In the interests of social mobility, and the long-term effect on our economy and productivity, we should find out more about these young people. For example, what types of schools did they attend? What careers education and guidance and exposure to the world of work have they experienced? How many GCSEs have they achieved? Would the NET figure be lower if more apprenticeships were available for 16-19 year olds and they were being recruited for apprenticeships? To what extent, if at all, are young people aware of apprenticeships?
How can we increase 16-18 year olds engagement in education and training?
The Productivity Plan (2015), Skills Plan (2016) and the Industrial Strategy (2017) set out the components of a new system for post-16 education. This includes creating more apprenticeships, reforming technical education based on 15 routes, increasing work placements and young people’s exposure to the workplace, while providing financial support for training.
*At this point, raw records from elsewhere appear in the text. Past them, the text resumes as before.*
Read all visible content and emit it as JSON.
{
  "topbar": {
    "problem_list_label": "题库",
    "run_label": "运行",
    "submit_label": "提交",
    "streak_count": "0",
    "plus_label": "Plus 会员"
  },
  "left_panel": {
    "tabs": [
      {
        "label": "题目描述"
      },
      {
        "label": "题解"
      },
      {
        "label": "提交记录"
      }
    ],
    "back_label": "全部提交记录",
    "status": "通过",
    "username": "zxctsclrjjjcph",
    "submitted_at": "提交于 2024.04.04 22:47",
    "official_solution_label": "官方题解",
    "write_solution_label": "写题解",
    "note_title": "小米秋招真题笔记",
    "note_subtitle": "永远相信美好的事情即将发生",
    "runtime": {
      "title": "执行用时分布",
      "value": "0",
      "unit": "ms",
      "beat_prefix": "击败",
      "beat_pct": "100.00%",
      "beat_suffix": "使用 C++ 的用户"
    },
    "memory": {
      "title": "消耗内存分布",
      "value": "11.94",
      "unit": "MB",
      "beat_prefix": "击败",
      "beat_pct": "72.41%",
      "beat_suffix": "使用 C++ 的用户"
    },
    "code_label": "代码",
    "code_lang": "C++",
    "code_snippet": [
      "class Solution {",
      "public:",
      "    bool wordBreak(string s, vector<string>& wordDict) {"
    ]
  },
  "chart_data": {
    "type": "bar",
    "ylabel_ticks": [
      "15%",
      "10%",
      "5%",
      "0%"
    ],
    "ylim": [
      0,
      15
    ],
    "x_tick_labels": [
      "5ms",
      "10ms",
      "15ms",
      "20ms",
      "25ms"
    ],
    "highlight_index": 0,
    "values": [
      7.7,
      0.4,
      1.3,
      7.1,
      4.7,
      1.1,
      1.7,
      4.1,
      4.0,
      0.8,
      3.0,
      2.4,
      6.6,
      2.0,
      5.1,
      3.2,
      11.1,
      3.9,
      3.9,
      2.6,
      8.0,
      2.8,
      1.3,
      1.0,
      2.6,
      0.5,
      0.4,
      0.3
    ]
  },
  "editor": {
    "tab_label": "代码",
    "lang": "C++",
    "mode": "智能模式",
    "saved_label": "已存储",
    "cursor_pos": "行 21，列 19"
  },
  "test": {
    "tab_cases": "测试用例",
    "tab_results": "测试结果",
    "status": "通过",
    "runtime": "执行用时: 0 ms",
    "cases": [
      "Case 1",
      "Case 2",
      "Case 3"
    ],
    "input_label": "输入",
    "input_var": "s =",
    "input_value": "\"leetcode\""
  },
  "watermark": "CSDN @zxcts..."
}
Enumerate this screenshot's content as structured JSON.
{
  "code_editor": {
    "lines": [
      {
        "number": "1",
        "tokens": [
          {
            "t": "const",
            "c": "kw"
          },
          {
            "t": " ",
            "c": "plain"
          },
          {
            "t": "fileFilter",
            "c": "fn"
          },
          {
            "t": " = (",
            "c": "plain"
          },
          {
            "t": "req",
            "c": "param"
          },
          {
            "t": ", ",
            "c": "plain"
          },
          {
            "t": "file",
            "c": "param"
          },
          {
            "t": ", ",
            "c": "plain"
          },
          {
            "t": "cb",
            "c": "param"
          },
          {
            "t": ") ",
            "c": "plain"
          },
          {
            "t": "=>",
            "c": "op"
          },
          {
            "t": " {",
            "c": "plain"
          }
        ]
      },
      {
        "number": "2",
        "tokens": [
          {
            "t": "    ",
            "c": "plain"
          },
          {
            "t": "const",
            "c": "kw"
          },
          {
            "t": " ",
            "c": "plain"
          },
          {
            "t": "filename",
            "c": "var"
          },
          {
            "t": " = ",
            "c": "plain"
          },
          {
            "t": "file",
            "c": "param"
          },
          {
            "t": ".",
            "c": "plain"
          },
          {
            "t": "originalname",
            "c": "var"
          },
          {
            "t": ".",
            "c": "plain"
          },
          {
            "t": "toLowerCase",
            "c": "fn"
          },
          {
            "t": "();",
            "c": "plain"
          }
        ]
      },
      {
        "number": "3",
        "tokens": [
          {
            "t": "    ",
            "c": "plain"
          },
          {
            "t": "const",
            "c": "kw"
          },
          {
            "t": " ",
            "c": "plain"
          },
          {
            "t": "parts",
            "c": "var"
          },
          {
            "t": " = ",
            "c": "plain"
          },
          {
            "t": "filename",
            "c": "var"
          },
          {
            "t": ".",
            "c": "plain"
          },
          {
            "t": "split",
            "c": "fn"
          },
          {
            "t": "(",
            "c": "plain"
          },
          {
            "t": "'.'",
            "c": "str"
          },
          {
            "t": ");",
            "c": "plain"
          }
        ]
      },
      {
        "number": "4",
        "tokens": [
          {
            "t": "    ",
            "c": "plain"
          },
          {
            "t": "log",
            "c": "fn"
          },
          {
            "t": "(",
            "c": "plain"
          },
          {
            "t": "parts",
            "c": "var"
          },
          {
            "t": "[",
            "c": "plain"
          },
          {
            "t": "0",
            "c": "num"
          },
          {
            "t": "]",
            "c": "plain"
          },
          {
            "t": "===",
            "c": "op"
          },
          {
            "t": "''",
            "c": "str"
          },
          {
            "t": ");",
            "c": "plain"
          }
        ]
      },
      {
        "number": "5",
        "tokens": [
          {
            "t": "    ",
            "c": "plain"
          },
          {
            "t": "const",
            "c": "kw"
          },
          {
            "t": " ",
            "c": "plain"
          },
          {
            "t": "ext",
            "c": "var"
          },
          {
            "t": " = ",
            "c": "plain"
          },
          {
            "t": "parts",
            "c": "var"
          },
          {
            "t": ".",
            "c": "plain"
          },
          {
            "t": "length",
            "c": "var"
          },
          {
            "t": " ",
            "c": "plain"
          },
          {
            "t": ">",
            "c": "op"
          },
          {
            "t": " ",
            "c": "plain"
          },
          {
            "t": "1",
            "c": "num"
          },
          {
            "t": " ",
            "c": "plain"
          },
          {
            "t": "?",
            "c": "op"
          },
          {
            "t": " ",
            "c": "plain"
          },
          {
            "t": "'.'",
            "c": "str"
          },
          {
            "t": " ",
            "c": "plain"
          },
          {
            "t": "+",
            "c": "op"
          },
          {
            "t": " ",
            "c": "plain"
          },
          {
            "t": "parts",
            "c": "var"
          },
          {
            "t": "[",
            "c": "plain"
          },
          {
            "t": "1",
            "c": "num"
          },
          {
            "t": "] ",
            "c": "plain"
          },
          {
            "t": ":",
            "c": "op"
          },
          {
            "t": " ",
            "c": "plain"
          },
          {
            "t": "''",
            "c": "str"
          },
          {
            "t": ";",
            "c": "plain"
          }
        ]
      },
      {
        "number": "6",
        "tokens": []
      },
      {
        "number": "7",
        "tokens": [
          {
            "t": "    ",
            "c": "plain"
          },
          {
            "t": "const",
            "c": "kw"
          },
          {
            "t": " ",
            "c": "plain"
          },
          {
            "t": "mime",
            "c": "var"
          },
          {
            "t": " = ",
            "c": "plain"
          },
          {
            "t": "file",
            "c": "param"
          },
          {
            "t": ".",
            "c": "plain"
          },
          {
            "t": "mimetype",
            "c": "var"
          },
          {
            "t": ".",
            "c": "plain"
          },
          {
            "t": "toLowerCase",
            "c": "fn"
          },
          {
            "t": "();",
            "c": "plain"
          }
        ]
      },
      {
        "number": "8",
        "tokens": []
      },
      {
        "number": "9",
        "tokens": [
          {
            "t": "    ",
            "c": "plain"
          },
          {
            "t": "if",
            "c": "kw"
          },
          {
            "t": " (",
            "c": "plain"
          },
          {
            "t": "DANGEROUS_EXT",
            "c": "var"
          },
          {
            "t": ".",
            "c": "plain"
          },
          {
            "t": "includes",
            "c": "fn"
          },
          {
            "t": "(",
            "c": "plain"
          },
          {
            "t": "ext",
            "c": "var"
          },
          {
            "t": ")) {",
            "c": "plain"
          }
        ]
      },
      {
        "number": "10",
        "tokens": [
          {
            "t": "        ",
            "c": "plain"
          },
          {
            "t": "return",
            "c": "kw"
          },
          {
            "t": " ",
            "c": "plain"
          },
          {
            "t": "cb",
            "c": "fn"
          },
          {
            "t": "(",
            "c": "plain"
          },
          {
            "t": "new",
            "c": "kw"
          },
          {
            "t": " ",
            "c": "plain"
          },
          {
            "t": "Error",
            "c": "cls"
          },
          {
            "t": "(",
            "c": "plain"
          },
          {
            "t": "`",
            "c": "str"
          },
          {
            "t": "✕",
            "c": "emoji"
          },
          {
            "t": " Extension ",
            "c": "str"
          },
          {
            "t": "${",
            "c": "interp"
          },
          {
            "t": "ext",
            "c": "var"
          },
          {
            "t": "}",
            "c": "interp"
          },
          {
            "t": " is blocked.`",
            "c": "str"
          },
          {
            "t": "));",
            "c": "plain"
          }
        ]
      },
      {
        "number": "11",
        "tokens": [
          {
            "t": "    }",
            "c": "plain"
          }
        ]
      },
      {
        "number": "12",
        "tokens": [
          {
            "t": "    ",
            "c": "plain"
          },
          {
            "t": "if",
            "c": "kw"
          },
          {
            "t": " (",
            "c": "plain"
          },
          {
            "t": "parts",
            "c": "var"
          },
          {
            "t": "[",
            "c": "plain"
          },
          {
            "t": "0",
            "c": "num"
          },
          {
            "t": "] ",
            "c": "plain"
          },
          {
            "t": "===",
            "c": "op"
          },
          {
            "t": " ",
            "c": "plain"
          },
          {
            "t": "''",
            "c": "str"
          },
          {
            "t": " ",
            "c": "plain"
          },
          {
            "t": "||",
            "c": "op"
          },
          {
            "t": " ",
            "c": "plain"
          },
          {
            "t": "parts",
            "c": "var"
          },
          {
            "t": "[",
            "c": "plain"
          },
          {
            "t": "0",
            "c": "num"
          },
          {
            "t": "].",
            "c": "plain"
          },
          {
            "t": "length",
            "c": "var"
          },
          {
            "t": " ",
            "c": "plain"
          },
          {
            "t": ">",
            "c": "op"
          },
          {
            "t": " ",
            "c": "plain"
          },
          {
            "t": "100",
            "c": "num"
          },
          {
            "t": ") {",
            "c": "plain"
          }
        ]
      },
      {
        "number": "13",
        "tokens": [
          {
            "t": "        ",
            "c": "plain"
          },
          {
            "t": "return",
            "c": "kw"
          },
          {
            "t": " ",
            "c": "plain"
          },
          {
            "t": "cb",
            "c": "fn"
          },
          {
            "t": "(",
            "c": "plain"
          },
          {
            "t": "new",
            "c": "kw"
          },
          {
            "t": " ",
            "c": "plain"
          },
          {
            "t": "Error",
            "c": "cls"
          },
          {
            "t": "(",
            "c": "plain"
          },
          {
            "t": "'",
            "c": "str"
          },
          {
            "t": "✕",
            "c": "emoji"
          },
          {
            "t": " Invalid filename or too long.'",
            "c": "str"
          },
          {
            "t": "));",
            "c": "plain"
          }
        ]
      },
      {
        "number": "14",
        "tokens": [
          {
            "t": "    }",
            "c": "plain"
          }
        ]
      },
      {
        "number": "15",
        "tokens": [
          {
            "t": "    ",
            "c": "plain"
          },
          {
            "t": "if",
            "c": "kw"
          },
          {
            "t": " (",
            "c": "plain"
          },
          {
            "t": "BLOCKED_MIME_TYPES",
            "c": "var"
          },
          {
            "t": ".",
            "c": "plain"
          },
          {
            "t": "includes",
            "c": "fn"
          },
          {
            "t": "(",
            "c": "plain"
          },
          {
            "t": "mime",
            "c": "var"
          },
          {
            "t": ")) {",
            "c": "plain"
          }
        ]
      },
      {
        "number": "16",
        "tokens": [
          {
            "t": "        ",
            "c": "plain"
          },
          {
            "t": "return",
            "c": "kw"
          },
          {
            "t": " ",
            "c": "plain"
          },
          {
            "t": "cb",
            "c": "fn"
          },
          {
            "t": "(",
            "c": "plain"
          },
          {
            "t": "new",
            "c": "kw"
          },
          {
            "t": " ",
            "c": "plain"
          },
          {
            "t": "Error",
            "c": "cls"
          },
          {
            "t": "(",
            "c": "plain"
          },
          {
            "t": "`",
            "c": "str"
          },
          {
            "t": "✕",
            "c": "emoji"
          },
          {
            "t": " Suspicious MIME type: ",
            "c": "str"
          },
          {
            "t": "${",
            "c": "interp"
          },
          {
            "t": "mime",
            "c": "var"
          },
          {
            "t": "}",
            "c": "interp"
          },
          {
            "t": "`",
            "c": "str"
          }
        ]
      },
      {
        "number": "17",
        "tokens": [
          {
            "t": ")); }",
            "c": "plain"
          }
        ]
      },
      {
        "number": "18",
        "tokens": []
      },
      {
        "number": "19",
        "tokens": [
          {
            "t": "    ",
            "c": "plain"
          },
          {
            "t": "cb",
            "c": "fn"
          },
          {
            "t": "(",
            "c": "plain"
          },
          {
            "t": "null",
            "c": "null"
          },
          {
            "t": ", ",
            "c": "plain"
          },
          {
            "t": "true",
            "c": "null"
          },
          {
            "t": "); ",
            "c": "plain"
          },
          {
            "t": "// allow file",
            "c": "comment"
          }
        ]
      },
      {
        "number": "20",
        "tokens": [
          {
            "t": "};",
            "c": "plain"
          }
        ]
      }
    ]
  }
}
Understanding and navigating the available options will be a challenge when the new T Levels are a reality from 2020. However, we must hope that this new system, the proposed transition year, the long-awaited revised careers strategy and the outcomes of activity and support interventions (such as those underway in the Opportunity Areas) will help to further reduce the number of NEETs. In particular, the new system should aim to ensure a corresponding fall in the NET rate and deliver a steady increase in young people’s engagement in education and training.